This blog was first published on Huffington Post.
Climate pollution threatens our children's health, cherished wildlife and forests, agriculture and our coastlines. Its impacts only get worse, and more costly, the longer we continue to make decisions for the future that commit us to more carbon pollution.
President Obama has underscored his desire for the federal government to lead by example. But some agencies in his administration are fumbling an easy opportunity to do just that. We have the tools available today to enable our federal agencies to account for the damage caused by carbon pollution before approving oil and gas developments, new highways, coal mines and other big investments that deepen our dependence on fossil fuels.
How can a federal agency meaningfully disclose the incremental climate damages from an individual federal proposal? There is a ready measure at hand—called the "social cost of carbon"—developed by a dozen federal agencies using well-established climate science and economics. This model provides a range of estimates, in dollar terms, of the damages caused by each additional ton of carbon emissions.

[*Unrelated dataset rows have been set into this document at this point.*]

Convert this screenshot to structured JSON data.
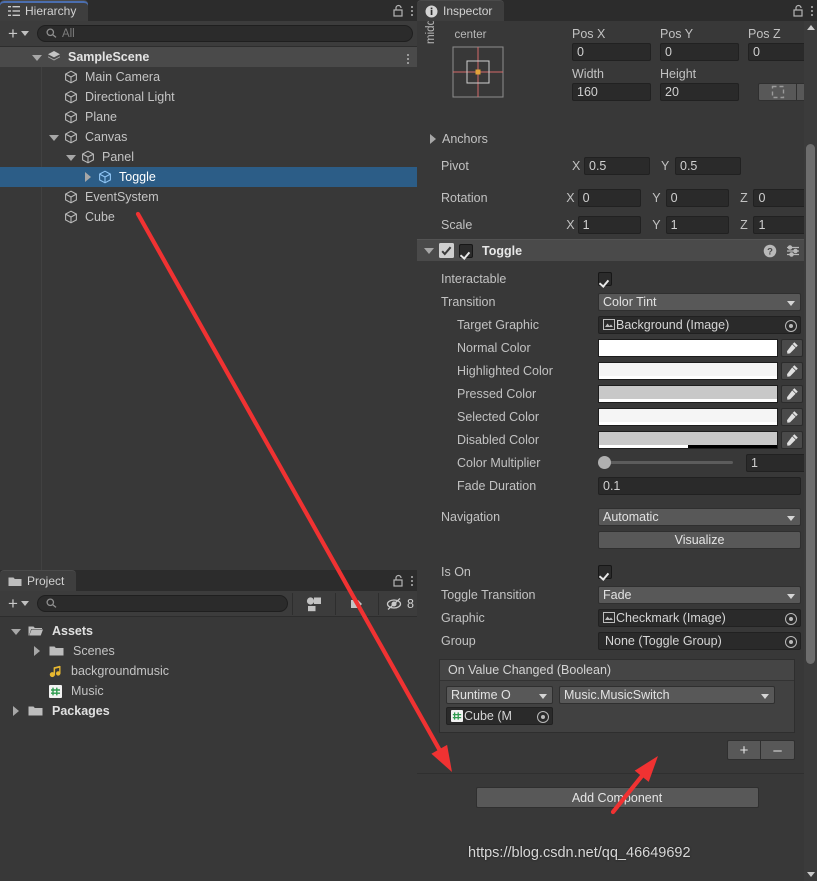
{
  "hierarchy": {
    "tab_label": "Hierarchy",
    "lock_icon": "lock-open-icon",
    "menu_icon": "kebab-menu-icon",
    "create_label": "+",
    "search": {
      "placeholder": "All",
      "value": "",
      "icon": "search-icon"
    },
    "tree": [
      {
        "label": "SampleScene",
        "depth": 0,
        "fold": "open",
        "icon": "scene-icon",
        "kind": "scene"
      },
      {
        "label": "Main Camera",
        "depth": 1,
        "fold": "none",
        "icon": "cube-icon",
        "kind": "gameobject"
      },
      {
        "label": "Directional Light",
        "depth": 1,
        "fold": "none",
        "icon": "cube-icon",
        "kind": "gameobject"
      },
      {
        "label": "Plane",
        "depth": 1,
        "fold": "none",
        "icon": "cube-icon",
        "kind": "gameobject"
      },
      {
        "label": "Canvas",
        "depth": 1,
        "fold": "open",
        "icon": "cube-icon",
        "kind": "gameobject"
      },
      {
        "label": "Panel",
        "depth": 2,
        "fold": "open",
        "icon": "cube-icon",
        "kind": "gameobject"
      },
      {
        "label": "Toggle",
        "depth": 3,
        "fold": "closed",
        "icon": "cube-icon",
        "kind": "selected"
      },
      {
        "label": "EventSystem",
        "depth": 1,
        "fold": "none",
        "icon": "cube-icon",
        "kind": "gameobject"
      },
      {
        "label": "Cube",
        "depth": 1,
        "fold": "none",
        "icon": "cube-icon",
        "kind": "gameobject"
      }
    ]
  },
  "project": {
    "tab_label": "Project",
    "tab_icon": "folder-icon",
    "lock_icon": "lock-open-icon",
    "menu_icon": "kebab-menu-icon",
    "create_label": "+",
    "search": {
      "placeholder": "",
      "value": "",
      "icon": "search-icon"
    },
    "toolbar_icons": [
      "asset-filter-icon",
      "label-filter-icon",
      "hidden-packages-icon"
    ],
    "hidden_count": "8",
    "tree": [
      {
        "label": "Assets",
        "depth": 0,
        "fold": "open",
        "icon": "folder-open-icon",
        "bold": true
      },
      {
        "label": "Scenes",
        "depth": 1,
        "fold": "closed",
        "icon": "folder-icon",
        "bold": false
      },
      {
        "label": "backgroundmusic",
        "depth": 1,
        "fold": "none",
        "icon": "audio-clip-icon",
        "bold": false
      },
      {
        "label": "Music",
        "depth": 1,
        "fold": "none",
        "icon": "csharp-script-icon",
        "bold": false
      },
      {
        "label": "Packages",
        "depth": 0,
        "fold": "closed",
        "icon": "folder-icon",
        "bold": true
      }
    ]
  },
  "inspector": {
    "tab_label": "Inspector",
    "tab_icon": "info-icon",
    "lock_icon": "lock-open-icon",
    "menu_icon": "kebab-menu-icon",
    "rect_transform": {
      "anchor_preset_h": "center",
      "anchor_preset_v": "middle",
      "position": {
        "labels": [
          "Pos X",
          "Pos Y",
          "Pos Z"
        ],
        "values": [
          "0",
          "0",
          "0"
        ]
      },
      "size": {
        "labels": [
          "Width",
          "Height"
        ],
        "values": [
          "160",
          "20"
        ]
      },
      "blueprint_button": "blueprint-mode-icon",
      "rawedit_button": "R",
      "anchors_label": "Anchors",
      "pivot": {
        "label": "Pivot",
        "x_label": "X",
        "x": "0.5",
        "y_label": "Y",
        "y": "0.5"
      },
      "rotation": {
        "label": "Rotation",
        "x_label": "X",
        "x": "0",
        "y_label": "Y",
        "y": "0",
        "z_label": "Z",
        "z": "0"
      },
      "scale": {
        "label": "Scale",
        "x_label": "X",
        "x": "1",
        "y_label": "Y",
        "y": "1",
        "z_label": "Z",
        "z": "1"
      }
    },
    "toggle_component": {
      "title": "Toggle",
      "enabled": true,
      "help_icon": "help-icon",
      "preset_icon": "preset-icon",
      "menu_icon": "kebab-menu-icon",
      "interactable": {
        "label": "Interactable",
        "checked": true
      },
      "transition": {
        "label": "Transition",
        "value": "Color Tint"
      },
      "target_graphic": {
        "label": "Target Graphic",
        "value": "Background (Image)",
        "icon": "image-component-icon"
      },
      "colors": [
        {
          "label": "Normal Color",
          "hex": "#ffffff",
          "alpha_hex": "#ffffff",
          "alpha_pct": 100
        },
        {
          "label": "Highlighted Color",
          "hex": "#f5f5f5",
          "alpha_hex": "#ffffff",
          "alpha_pct": 100
        },
        {
          "label": "Pressed Color",
          "hex": "#c8c8c8",
          "alpha_hex": "#ffffff",
          "alpha_pct": 100
        },
        {
          "label": "Selected Color",
          "hex": "#f5f5f5",
          "alpha_hex": "#ffffff",
          "alpha_pct": 100
        },
        {
          "label": "Disabled Color",
          "hex": "#c8c8c8",
          "alpha_hex": "#ffffff",
          "alpha_pct": 50
        }
      ],
      "color_multiplier": {
        "label": "Color Multiplier",
        "value": "1",
        "slider_pct": 0
      },
      "fade_duration": {
        "label": "Fade Duration",
        "value": "0.1"
      },
      "navigation": {
        "label": "Navigation",
        "value": "Automatic"
      },
      "visualize_button": "Visualize",
      "is_on": {
        "label": "Is On",
        "checked": true
      },
      "toggle_transition": {
        "label": "Toggle Transition",
        "value": "Fade"
      },
      "graphic": {
        "label": "Graphic",
        "value": "Checkmark (Image)",
        "icon": "image-component-icon"
      },
      "group": {
        "label": "Group",
        "value": "None (Toggle Group)",
        "icon": "none-icon"
      },
      "event": {
        "title": "On Value Changed (Boolean)",
        "entries": [
          {
            "mode": "Runtime O",
            "function": "Music.MusicSwitch",
            "target": "Cube (M",
            "target_icon": "csharp-script-icon"
          }
        ],
        "add_label": "+",
        "remove_label": "–"
      }
    },
    "add_component_button": "Add Component",
    "scroll_up_icon": "scroll-up-arrow-icon",
    "scroll_down_icon": "scroll-down-arrow-icon"
  },
  "annotations": {
    "watermark": "https://blog.csdn.net/qq_46649692",
    "arrow_color": "#f03232",
    "arrows": [
      {
        "name": "arrow-to-target-object",
        "from": [
          138,
          214
        ],
        "to": [
          452,
          772
        ]
      },
      {
        "name": "arrow-to-function-dropdown",
        "from": [
          613,
          812
        ],
        "to": [
          658,
          756
        ]
      }
    ]
  },
  "theme": {
    "window_bg": "#383838",
    "tabbar_bg": "#2c2c2c",
    "selection_blue": "#2c5d87",
    "accent_blue": "#4b6eaf",
    "field_bg": "#2a2a2a",
    "dropdown_bg": "#585858",
    "header_bg": "#4a4a4a"
  }
}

The cost accounts for the very real, very measurable toll that incremental carbon pollution causes. Among other things, it measures expected losses in agricultural productivity, increased medical costs from health impacts (such as increased asthma attacks) and increases in property damage from flooding caused by each additional ton of carbon pumped into the air.
The Obama administration has used the social cost of carbon for years to illustrate the benefits of its signature regulatory efforts, such as its rule requiring the auto industry to increase fuel economy standards. But agencies have stopped there, failing to use this essential educational and informational tool to disclose the climate stakes involved as they go about the rest of their business.
Take the Bureau of Land Management as an example. BLM has "leased"—or, in other words, sold on the cheap—more than two billion tons of the public's coal to private interests in Wyoming and Montana during President Obama's tenure. But the agency has done almost nothing to consider and disclose to the public the very real consequences that mining and burning two billion tons of coal will have on the planet.
Putting the estimated damage from added carbon pollution into dollars and cents provides an easy metric for agencies and the public to understand. Learning that the economic return of selling coal may be more than offset by the social cost of coal's carbon pollution might provide a wake-up call for decision-makers.
After all, the estimated climate damages caused by burning just a million tons of coal could top $100 million.
The damages from climate pollution are never zero. Yet zero is the value that federal agencies assume in practice as they approve carbon-polluting activities on a daily basis without any accounting for the cost of carbon. With little sense of the seriousness of the risks their actions pose, agency officials naturally have little sense of the urgency to reduce those risks. Nor is the public informed of those risks.
The administration should return to the climate policy President Obama established by executive order in his very first year: "Federal agencies must lead by example."
It should be standard procedure for the federal government to disclose and pay real attention to the costs of carbon pollution of all of their actions—before the costs to everyone on Earth become unbearably high.